Now, after knitting them, I think I would like to make another set for my heritage chest... the heritage chest is a personal project of my heart. My hope is to knit or create special items for my 'one day' grandchildren... thinking generations here!

~ blessings!

A Pondering Birthday :: Starting Again ~ After Forty

My birthday happened little over a week ago, and if I could share a word of how I have felt for some time now. The word would be... stuck. I feel like the last two years of my life has been a roller coaster of miles and mud. Not in the sense of regretting the choices we have made, or the lessons we have learned... but in the sense of asking myself what have I really accomplished? Or more like what will the things I have learned be used for?  

How can I serve my Creator with them?

Truth, in two years I have learned more homesteading skills - such as; milking cows, goats and making cold pressed soap. Added to my canning skills, finished a portion of my herbal education and was up close and personal with an outdoor kitchen and composting toilet... even through a southern winter – it's cold. I have increased in my knitting abilities and have semi been in a relationship with a variety of garden climates... and soils.

These past two years, we know what it's like to have everything we own never fill a hundred square feet. My husband spent time in Israel, we met some really interesting and wonderful people... and have journeyed over two thousand miles. Ticks no longer make me wince, snakes however still cause me to flinch and I have continued to gather little items here and there that require no electricity. 

And I do praise my Father in Heaven for it, but I can't help but ponder.

Asking "why then do I feel stuck?" Why do I feel like we are in a place to begin again, about to be granted a do-over... or another go around. Why do I feel like this was all practice for something bigger, or does feeling this way happen to everyone who has crested forty a few years back and facing the reality of an empty nest?

By the Grace of God, I still have a good thirty to forty years on me... if I am blessed with similar longevity like grandma, then I have a good fifty years. Either way - a lot can happen in thirty or forty years.
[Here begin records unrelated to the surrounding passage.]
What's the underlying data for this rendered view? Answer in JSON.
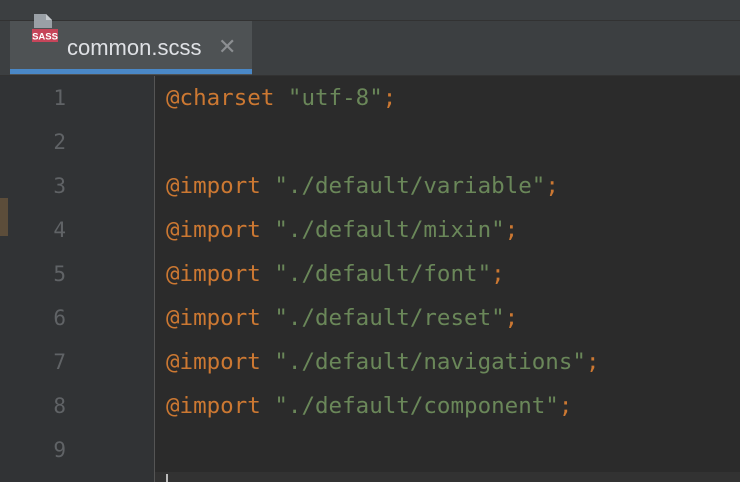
{
  "tab": {
    "icon_label": "SASS",
    "title": "common.scss",
    "close": "✕"
  },
  "lines": [
    {
      "num": "1",
      "kw": "@charset",
      "str": "\"utf-8\"",
      "semi": ";"
    },
    {
      "num": "2",
      "kw": "",
      "str": "",
      "semi": ""
    },
    {
      "num": "3",
      "kw": "@import",
      "str": "\"./default/variable\"",
      "semi": ";"
    },
    {
      "num": "4",
      "kw": "@import",
      "str": "\"./default/mixin\"",
      "semi": ";"
    },
    {
      "num": "5",
      "kw": "@import",
      "str": "\"./default/font\"",
      "semi": ";"
    },
    {
      "num": "6",
      "kw": "@import",
      "str": "\"./default/reset\"",
      "semi": ";"
    },
    {
      "num": "7",
      "kw": "@import",
      "str": "\"./default/navigations\"",
      "semi": ";"
    },
    {
      "num": "8",
      "kw": "@import",
      "str": "\"./default/component\"",
      "semi": ";"
    },
    {
      "num": "9",
      "kw": "",
      "str": "",
      "semi": ""
    }
  ],
  "colors": {
    "keyword": "#cc7832",
    "string": "#6a8759",
    "line_number": "#606366",
    "tab_underline": "#4a88c7",
    "background": "#2b2b2b"
  }
}
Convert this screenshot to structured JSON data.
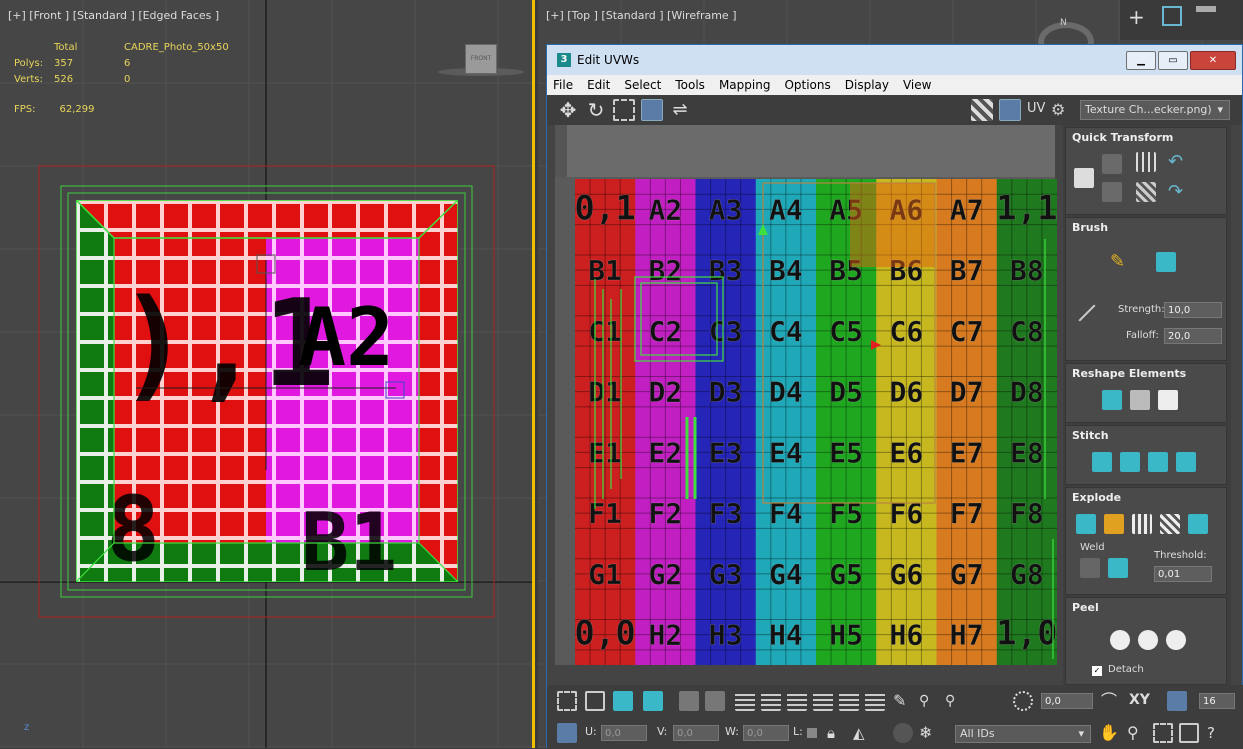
{
  "front_viewport": {
    "label": "[+] [Front ] [Standard ] [Edged Faces ]",
    "stats": {
      "header": [
        "",
        "Total",
        "CADRE_Photo_50x50"
      ],
      "rows": [
        [
          "Polys:",
          "357",
          "6"
        ],
        [
          "Verts:",
          "526",
          "0"
        ]
      ],
      "fps_label": "FPS:",
      "fps_value": "62,299"
    },
    "navcube_label": "FRONT",
    "axis_z": "z"
  },
  "top_viewport": {
    "label": "[+] [Top ] [Standard ] [Wireframe ]",
    "compass_letter": "N"
  },
  "uvw_window": {
    "title": "Edit UVWs",
    "app_icon_label": "3",
    "menu": [
      "File",
      "Edit",
      "Select",
      "Tools",
      "Mapping",
      "Options",
      "Display",
      "View"
    ],
    "uv_label": "UV",
    "texture_combo": "Texture Ch...ecker.png)",
    "checker": {
      "rows": [
        [
          "0,1",
          "A2",
          "A3",
          "A4",
          "A5",
          "A6",
          "A7",
          "1,1"
        ],
        [
          "B1",
          "B2",
          "B3",
          "B4",
          "B5",
          "B6",
          "B7",
          "B8"
        ],
        [
          "C1",
          "C2",
          "C3",
          "C4",
          "C5",
          "C6",
          "C7",
          "C8"
        ],
        [
          "D1",
          "D2",
          "D3",
          "D4",
          "D5",
          "D6",
          "D7",
          "D8"
        ],
        [
          "E1",
          "E2",
          "E3",
          "E4",
          "E5",
          "E6",
          "E7",
          "E8"
        ],
        [
          "F1",
          "F2",
          "F3",
          "F4",
          "F5",
          "F6",
          "F7",
          "F8"
        ],
        [
          "G1",
          "G2",
          "G3",
          "G4",
          "G5",
          "G6",
          "G7",
          "G8"
        ],
        [
          "0,0",
          "H2",
          "H3",
          "H4",
          "H5",
          "H6",
          "H7",
          "1,0"
        ]
      ],
      "column_colors": [
        "#cc1f1f",
        "#c21fc2",
        "#2525b8",
        "#1fa8b8",
        "#1fa81f",
        "#c8b81f",
        "#d87a1f",
        "#1f7a1f"
      ]
    },
    "panels": {
      "quick_transform": "Quick Transform",
      "brush": "Brush",
      "strength_label": "Strength:",
      "strength_value": "10,0",
      "falloff_label": "Falloff:",
      "falloff_value": "20,0",
      "reshape": "Reshape Elements",
      "stitch": "Stitch",
      "explode": "Explode",
      "weld": "Weld",
      "threshold_label": "Threshold:",
      "threshold_value": "0,01",
      "peel": "Peel",
      "detach": "Detach"
    },
    "bottom": {
      "spinner_value": "0,0",
      "xy_label": "XY",
      "count_value": "16",
      "u_label": "U:",
      "u_value": "0,0",
      "v_label": "V:",
      "v_value": "0,0",
      "w_label": "W:",
      "w_value": "0,0",
      "l_label": "L:",
      "ids_combo": "All IDs"
    }
  }
}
 I realize that you never know what a day may bring... so what am I to do with it? I am not one to be idle and thrive... never have been. But I do know I am getting tired of moving, of my small collection of home making supplies being packed in a box... of putting forth a plan and then having it change. Of building relationships and then having them stretched or be dissolved.

Truly, I desire simplicity with a purpose. A direction, clearly defined. Space to breathe and room to think. A bed of my own, a garden that is closer than seven miles... a heart that would beat strong. The ability to focus on and invest in the remaining year/s that I have with my daughter at home. I desire deep rooted relationships, to cultivate time with my husband and the opportunity to sow good seed.

~ A place to be planted, so we can bloom!